There is a faculty of the understanding which enables us to picture to the mind’s eye things which are yet future. But faith does more: Faith is a grace which unites subject and object: Faith, then, is the bond of union between the soul and the things God has promised.
By believing we “receive” ; by believing in Christ, He becomes ours John 1: Therefore does faith enable the Christian hebrewd praise the Lord for future blessings as though he were already in the full possession of them. But how does faith bring to the heart a present subsistence of future things? First, by drawing from the promises that a.w.;ink, by Divine institution, is stored up in them: Second, by making the promises the food of the soul Jeremiah Third, by conveying an experience of their power, as unto all the ends of which they are purposed: Fourth, by communicating unto us the firstfruits of the a.wpink Ere passing on, let us pause for a word of application.
Hebresw profess to “believe,” but what influence have their hopes upon them? How are they affected by the things which their faith claims to have laid hold of?

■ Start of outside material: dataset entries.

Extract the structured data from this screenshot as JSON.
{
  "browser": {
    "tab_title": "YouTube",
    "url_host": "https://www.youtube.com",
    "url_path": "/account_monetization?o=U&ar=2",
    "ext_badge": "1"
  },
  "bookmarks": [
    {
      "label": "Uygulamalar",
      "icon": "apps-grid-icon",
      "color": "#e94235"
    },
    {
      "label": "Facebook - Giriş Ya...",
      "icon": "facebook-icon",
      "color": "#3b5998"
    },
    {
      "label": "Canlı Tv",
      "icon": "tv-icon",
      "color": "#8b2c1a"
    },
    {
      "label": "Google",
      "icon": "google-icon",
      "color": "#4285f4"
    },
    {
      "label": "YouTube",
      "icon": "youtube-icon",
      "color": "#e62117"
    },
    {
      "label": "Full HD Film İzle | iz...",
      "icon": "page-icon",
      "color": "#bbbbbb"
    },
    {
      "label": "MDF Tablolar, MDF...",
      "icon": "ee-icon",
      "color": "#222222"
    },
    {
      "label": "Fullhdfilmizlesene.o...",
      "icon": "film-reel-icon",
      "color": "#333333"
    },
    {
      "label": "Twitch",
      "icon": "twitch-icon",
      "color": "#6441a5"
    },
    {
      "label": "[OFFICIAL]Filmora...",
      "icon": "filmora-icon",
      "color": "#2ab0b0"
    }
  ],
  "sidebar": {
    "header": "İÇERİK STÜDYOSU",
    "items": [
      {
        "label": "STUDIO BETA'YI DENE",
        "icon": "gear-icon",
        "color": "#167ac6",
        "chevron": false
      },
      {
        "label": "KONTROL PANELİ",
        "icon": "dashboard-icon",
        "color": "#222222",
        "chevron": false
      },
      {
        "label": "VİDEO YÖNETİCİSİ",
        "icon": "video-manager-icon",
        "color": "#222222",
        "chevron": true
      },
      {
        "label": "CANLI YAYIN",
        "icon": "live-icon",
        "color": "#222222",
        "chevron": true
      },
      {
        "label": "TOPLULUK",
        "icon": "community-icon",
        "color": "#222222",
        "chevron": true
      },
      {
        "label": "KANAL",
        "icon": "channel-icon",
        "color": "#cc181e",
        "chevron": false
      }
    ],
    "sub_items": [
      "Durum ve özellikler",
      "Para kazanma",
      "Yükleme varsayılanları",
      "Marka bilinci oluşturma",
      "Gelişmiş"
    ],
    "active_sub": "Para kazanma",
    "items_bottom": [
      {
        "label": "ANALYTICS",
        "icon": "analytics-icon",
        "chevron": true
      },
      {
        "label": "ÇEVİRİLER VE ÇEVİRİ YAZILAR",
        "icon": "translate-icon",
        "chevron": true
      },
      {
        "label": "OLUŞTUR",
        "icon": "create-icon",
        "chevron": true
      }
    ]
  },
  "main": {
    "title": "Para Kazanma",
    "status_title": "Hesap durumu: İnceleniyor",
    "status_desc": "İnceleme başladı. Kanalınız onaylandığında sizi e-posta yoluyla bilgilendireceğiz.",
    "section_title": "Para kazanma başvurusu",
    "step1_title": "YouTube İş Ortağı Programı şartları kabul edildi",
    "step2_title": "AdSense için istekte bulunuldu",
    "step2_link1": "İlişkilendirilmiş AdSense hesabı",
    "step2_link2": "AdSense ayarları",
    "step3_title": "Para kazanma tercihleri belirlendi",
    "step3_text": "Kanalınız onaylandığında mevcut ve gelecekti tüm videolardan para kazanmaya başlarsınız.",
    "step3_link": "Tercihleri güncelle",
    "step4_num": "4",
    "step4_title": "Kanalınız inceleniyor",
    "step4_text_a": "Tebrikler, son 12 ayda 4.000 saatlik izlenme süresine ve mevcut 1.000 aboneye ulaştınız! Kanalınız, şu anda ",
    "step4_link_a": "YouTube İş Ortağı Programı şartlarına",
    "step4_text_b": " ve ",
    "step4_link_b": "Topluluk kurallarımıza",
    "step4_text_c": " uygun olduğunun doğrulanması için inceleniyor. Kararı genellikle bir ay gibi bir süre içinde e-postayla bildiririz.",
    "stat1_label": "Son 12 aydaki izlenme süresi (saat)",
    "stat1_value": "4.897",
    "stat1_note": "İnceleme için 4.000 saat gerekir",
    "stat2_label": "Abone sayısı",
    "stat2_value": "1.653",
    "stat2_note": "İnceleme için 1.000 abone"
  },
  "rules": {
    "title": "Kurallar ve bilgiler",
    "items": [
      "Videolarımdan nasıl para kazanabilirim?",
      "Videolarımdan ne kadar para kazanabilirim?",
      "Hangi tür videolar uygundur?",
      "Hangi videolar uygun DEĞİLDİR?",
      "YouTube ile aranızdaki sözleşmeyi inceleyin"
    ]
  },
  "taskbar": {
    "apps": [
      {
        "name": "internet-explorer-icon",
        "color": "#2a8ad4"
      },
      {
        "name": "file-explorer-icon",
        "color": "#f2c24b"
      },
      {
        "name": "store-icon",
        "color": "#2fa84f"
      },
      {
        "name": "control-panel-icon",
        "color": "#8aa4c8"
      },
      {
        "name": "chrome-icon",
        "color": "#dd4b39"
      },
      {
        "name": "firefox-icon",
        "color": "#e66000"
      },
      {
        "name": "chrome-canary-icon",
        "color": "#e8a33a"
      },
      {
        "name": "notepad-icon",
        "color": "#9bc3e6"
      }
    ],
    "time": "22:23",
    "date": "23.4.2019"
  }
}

I profess to believe that sin is a most heinous thing—do I fear, hate, shun it? I believe that ere long I shall stand before the judgment-seat of Christ—does my conduct evince that I am hebrewws in the light of that solemn day? I believe that the world is an empty bauble—do I despise its painted tinsel? I believe that God will supply all my need—am I fearful about the morrow? I believe that prayer is an essential means unto growth in grace—do I spend much time in the secret place?
I believe that Christ is coming back again—am I diligent hebrrws seeking to have my lamp trimmed and burning? Faith is evident by its fruits, works, effects. Faith is “the evidence of things not seen. V, with “test” in the margin is derived from a verb which signifies to convince, and that by demonstration. It was used by the Lord Jesus when He uttered that challenge, “which of you convicteth Me of sin? The noun occurs in only one other place, namely, 2 Timothy 3: Thus, the word “evidence” in our text denotes teat which furnishes proof, so that one is assured of the reality and certainty of things Divine.
To unbelievers the invisible, spiritual, and future things revealed in God’s Word seem dubious and unreal, for they have no medium to a.pink them: But the child of A.wpink sees “Him who is invisible” Hebrews Perhaps we might illustrate it thus: The former has only his unaided nebrews, the latter is using a telescope!
Now just as a powerful glass brings home to the eye an object beyond the range of natural vision, so faith gives reality to the a.wp.ink of things outside the range of our physical senses.
Faith sets Divine things before the soul in all the light and power of demonstration, and thus provides inward conviction of their existence.